Case in point:
I recently overheard that UCSD's Greek Life recently showcased a themed party in honor of Black History Month--titled "Compton Cookout" Now, I understand that as an on-campus organization member, here at UCSD the first and foremost effective way to publicize events is on Facebook. The event on FB had quite a few racially stereotypical demands of its attendees. Guest were expected to play the part and dress up as the "ghetto-chick" and/or the "thug".
Perhaps this seems almost expected of college students, but what was completely unexpected was the fact that administrators AND the local SD news got involved. Who have recently deemed this event to be poposterious, crude and de-meaning. Who woulda thought wearing an afro and gold chain would REALLY offend people?
Another case in point:
So was it the descripition of the party on FB or was it the actually party itself that administrators were furious about?
Hmm, I am pretty sure it was the Facebook page, considering the events FB description was all over the internet. Now, I believe this to be a collision of what we know as the vitual and real worlds. Obviously FB is a place where vitual worlds collaborate, people log into the vitual world while creating events for the real world. Facebook represents a medium, a media that is not solely a vehicle for transmitting information (because CLEARLY this event would have NOT been described as rightfully/wrongfully so if it were done through an alternative medium--ie flyers or posters) The important element to notice here is that the MEDIUM (Facebook) IS part of the message itself.

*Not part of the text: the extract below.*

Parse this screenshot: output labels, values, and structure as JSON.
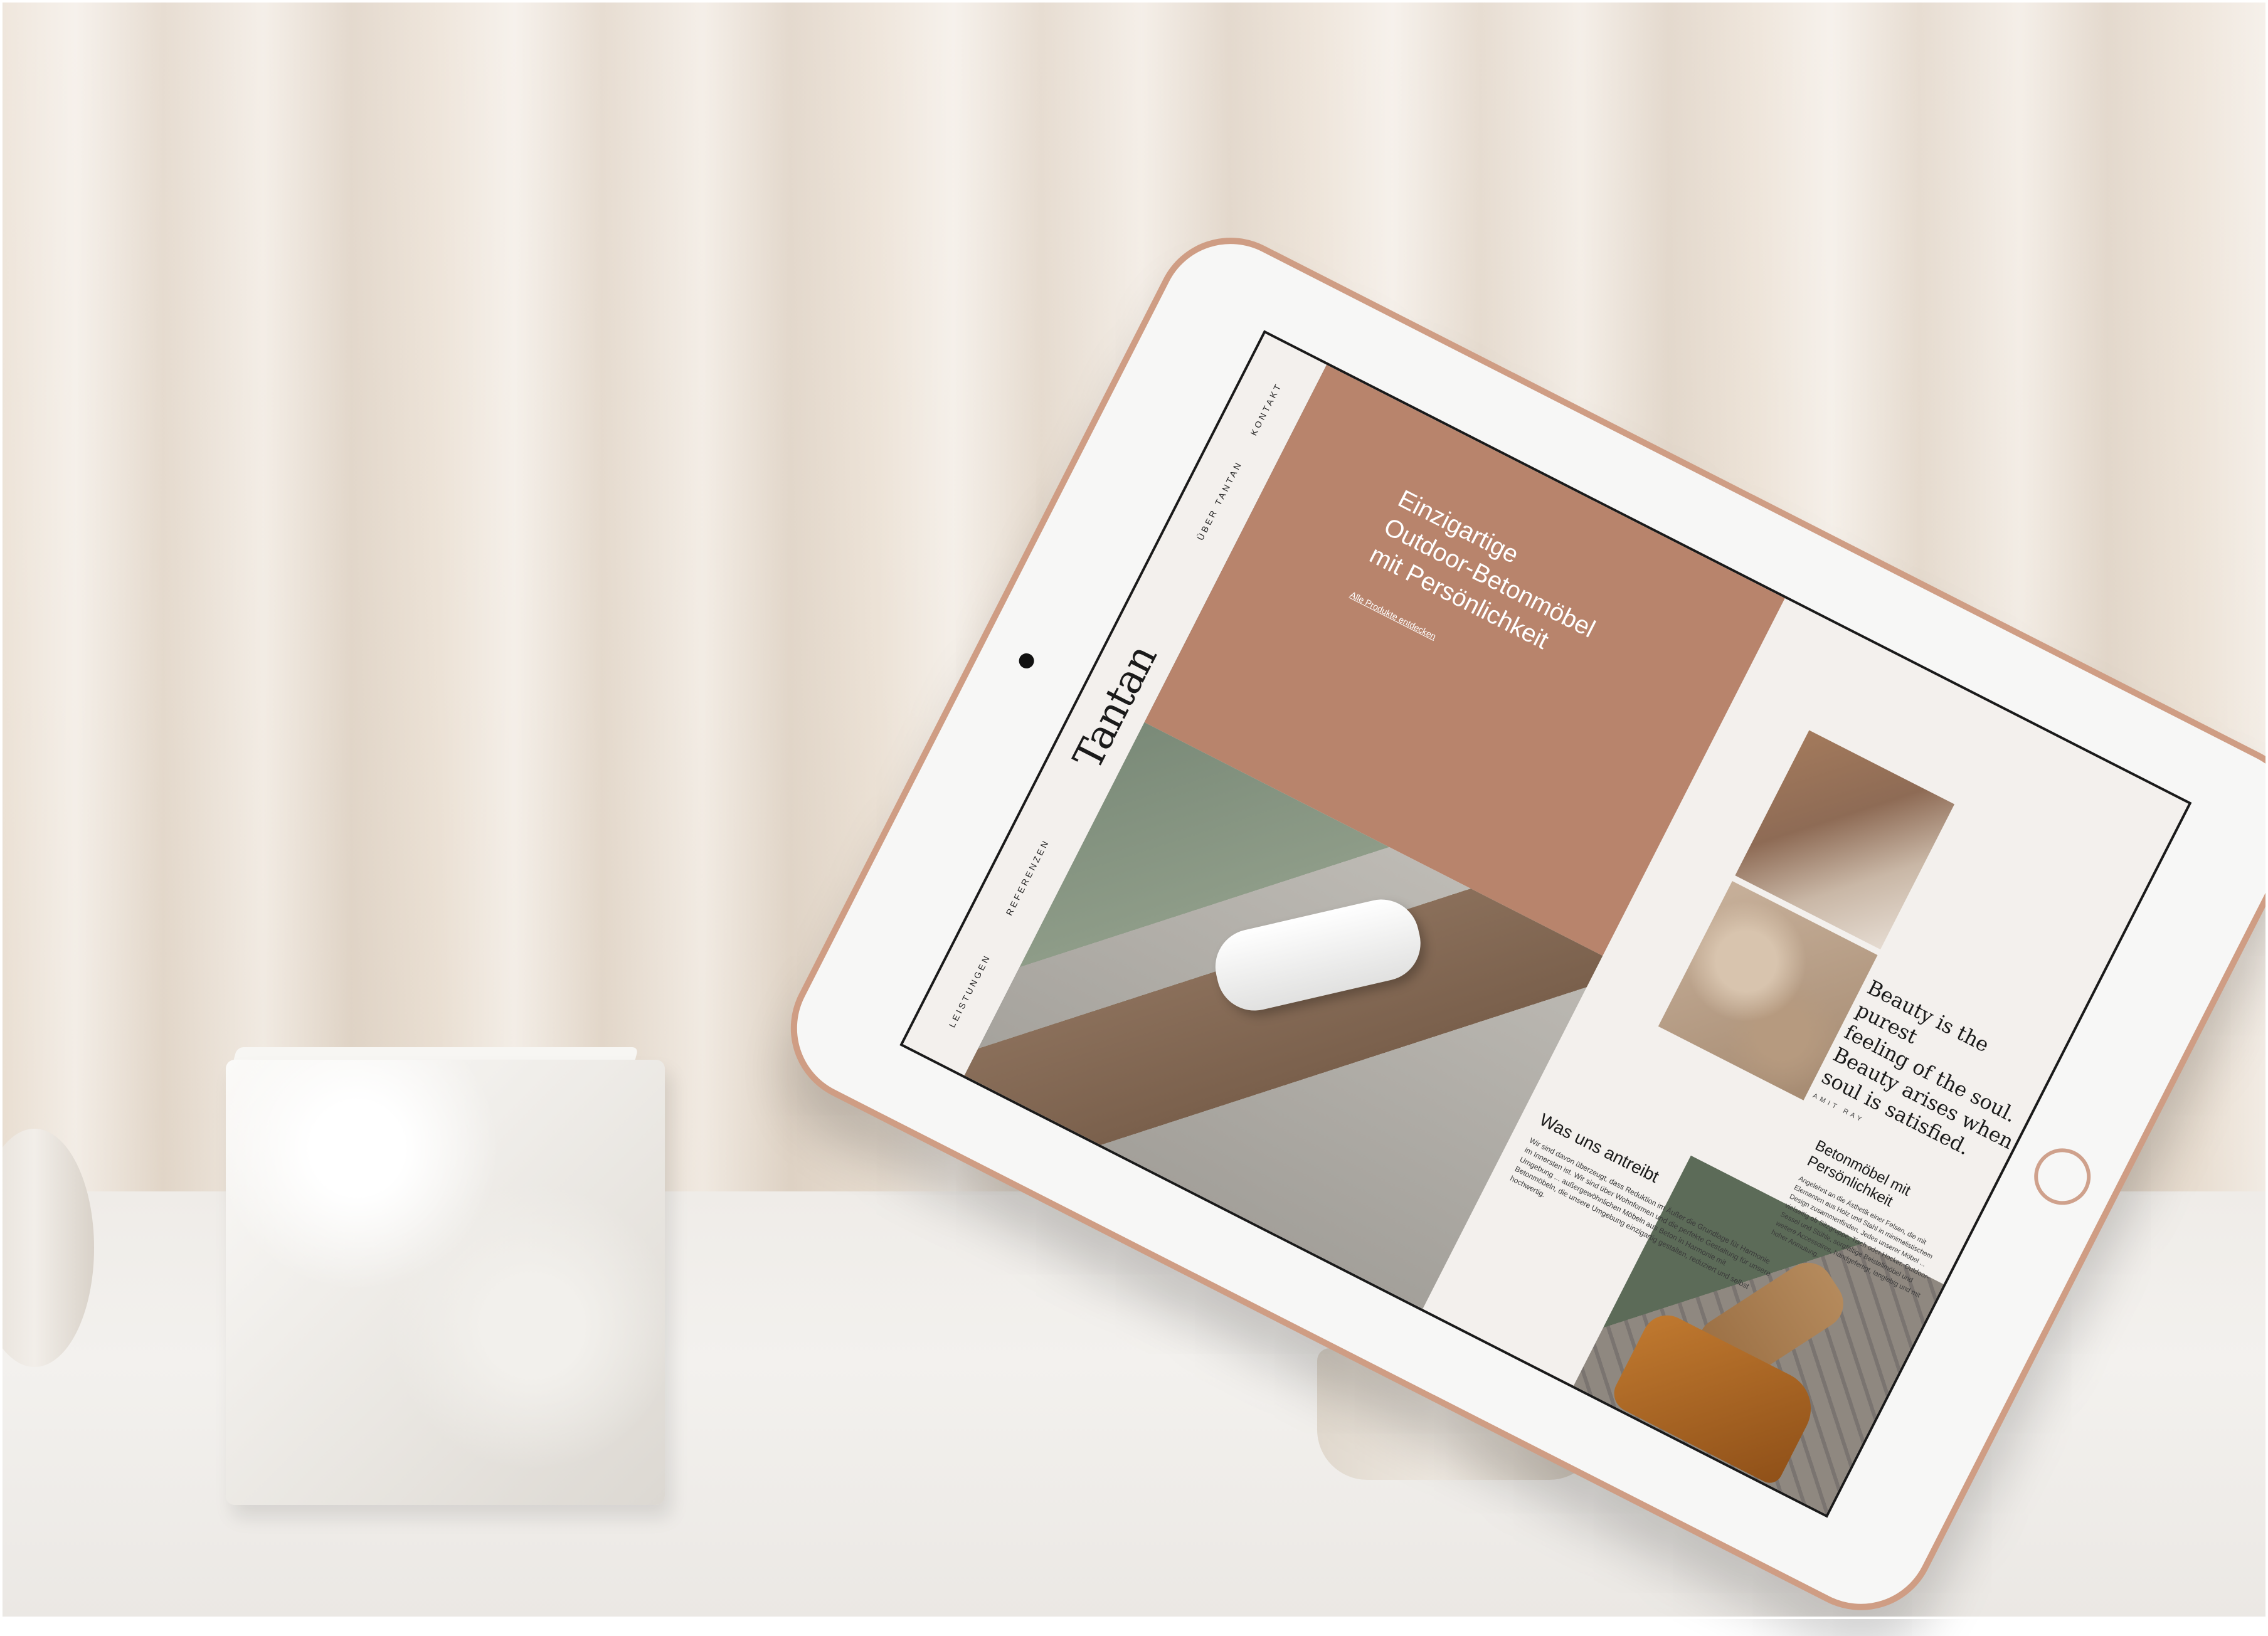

Facebook: Privacy or Publicity?
Interestingly enough, Facebook has been able to create a medium that incorporates what members choose to keep private, as well as what members choose to publicize. Yet, this almost makes very little sense considering what UCSD students believed to be publicity for their 'event' turned into a controversial publicity battle. How could students be called out by administrators for what happens on FB? Is this an academic debate or an ethical one? Now that UCSD has opted for a more contemporary internet savvy university, does it allow for administrators to pursue events such as these when the medium is not academically affiliated with UC, San Diego?
to be continued...